## WORK INSTRUCTION
Tally the lines below containing the word "JSON" and give that total alone.

## Website and app data records
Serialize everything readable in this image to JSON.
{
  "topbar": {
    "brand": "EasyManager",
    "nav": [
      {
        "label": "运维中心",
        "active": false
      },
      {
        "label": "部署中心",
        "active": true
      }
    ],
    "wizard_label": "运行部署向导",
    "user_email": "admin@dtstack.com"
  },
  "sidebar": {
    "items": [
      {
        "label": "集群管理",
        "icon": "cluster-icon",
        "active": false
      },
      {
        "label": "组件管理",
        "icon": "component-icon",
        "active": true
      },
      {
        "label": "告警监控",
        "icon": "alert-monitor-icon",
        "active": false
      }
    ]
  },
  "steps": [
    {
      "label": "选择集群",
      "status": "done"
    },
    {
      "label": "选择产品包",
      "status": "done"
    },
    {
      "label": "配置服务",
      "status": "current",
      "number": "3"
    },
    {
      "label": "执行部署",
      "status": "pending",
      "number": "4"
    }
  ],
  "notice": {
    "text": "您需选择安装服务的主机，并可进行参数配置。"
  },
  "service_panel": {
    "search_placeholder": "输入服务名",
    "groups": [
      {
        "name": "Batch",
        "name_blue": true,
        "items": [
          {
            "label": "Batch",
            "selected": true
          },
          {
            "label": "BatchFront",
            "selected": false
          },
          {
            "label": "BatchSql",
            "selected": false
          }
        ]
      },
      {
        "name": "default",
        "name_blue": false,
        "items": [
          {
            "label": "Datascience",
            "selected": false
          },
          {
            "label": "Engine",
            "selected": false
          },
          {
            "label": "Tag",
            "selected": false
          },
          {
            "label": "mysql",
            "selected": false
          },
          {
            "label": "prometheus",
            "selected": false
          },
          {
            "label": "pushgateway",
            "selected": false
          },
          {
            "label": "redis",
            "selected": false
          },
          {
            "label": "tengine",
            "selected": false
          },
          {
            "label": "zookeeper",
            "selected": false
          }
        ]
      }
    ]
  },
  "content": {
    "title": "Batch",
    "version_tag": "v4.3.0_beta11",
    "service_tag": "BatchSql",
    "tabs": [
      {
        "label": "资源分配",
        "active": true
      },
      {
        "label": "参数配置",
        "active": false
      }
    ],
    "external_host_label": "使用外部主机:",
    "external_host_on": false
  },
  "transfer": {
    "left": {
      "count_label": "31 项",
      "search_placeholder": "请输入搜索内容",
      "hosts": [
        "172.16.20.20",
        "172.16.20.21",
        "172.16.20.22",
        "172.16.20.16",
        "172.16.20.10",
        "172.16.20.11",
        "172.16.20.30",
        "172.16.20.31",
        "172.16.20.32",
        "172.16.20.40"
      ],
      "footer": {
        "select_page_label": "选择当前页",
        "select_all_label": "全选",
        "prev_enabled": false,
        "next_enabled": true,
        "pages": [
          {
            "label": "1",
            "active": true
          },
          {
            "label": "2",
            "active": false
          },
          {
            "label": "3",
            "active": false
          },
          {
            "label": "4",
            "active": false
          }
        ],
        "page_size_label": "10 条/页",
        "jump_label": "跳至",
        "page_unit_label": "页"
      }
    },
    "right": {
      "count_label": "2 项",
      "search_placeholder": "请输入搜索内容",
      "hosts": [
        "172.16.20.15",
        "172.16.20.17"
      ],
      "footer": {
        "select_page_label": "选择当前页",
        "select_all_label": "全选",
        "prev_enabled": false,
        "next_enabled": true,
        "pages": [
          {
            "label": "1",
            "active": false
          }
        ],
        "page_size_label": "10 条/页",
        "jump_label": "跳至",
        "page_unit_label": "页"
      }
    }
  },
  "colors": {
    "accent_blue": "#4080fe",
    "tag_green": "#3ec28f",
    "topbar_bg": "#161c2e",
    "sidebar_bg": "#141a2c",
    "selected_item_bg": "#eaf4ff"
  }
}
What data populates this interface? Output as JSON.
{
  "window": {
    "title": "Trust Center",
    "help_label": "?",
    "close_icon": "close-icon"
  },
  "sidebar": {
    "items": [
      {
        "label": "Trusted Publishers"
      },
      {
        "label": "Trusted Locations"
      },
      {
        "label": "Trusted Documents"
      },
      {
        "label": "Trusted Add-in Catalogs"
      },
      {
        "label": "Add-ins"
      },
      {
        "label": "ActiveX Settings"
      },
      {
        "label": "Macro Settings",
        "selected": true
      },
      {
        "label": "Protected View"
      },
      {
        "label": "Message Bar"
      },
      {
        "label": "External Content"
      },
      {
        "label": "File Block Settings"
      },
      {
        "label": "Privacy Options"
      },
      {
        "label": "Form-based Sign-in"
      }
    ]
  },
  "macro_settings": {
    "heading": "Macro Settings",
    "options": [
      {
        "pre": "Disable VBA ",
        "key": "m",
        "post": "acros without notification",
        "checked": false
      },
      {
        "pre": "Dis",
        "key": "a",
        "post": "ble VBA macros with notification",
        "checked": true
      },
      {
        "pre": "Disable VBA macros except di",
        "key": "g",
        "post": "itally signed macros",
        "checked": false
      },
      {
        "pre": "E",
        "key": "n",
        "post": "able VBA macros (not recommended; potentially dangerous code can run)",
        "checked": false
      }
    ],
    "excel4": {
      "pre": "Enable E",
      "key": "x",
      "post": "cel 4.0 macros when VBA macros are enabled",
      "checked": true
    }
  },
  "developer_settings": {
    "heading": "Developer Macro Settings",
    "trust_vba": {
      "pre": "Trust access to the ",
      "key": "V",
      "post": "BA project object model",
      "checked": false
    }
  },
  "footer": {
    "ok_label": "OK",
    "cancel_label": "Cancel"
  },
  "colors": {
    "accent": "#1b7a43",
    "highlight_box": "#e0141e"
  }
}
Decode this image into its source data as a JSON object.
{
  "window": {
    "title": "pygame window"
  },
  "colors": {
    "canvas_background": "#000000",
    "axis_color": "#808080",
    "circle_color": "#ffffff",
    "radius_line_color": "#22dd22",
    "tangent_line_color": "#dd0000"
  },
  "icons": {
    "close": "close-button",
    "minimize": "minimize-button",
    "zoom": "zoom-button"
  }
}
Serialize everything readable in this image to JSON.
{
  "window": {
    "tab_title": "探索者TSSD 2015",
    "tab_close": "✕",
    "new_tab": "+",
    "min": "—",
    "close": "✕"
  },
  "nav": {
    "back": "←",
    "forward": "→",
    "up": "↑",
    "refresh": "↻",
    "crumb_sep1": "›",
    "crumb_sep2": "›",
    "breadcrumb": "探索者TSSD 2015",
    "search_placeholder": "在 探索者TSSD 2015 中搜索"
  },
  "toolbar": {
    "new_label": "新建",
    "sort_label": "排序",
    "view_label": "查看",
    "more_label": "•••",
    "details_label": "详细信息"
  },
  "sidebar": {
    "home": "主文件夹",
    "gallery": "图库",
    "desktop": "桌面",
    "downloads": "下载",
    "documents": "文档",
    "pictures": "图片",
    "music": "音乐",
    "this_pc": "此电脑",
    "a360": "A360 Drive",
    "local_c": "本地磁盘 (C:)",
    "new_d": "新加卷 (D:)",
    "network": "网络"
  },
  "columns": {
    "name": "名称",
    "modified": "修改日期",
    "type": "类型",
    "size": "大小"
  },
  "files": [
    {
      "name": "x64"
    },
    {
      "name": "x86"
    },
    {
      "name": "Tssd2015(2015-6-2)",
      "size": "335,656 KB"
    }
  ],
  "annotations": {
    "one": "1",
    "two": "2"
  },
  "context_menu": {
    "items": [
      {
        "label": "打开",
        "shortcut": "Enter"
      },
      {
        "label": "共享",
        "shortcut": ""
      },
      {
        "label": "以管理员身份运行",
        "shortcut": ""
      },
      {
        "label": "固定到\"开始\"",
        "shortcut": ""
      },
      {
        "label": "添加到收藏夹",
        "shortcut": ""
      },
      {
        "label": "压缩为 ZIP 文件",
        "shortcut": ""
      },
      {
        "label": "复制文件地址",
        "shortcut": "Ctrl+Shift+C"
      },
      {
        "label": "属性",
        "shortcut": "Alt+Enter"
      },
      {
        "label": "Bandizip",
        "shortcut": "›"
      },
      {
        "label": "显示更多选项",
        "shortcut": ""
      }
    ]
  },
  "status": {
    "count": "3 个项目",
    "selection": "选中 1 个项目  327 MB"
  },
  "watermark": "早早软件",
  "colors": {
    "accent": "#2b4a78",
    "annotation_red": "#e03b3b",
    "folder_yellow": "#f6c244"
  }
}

## SOLUTION FOR THIS PROBLEM
4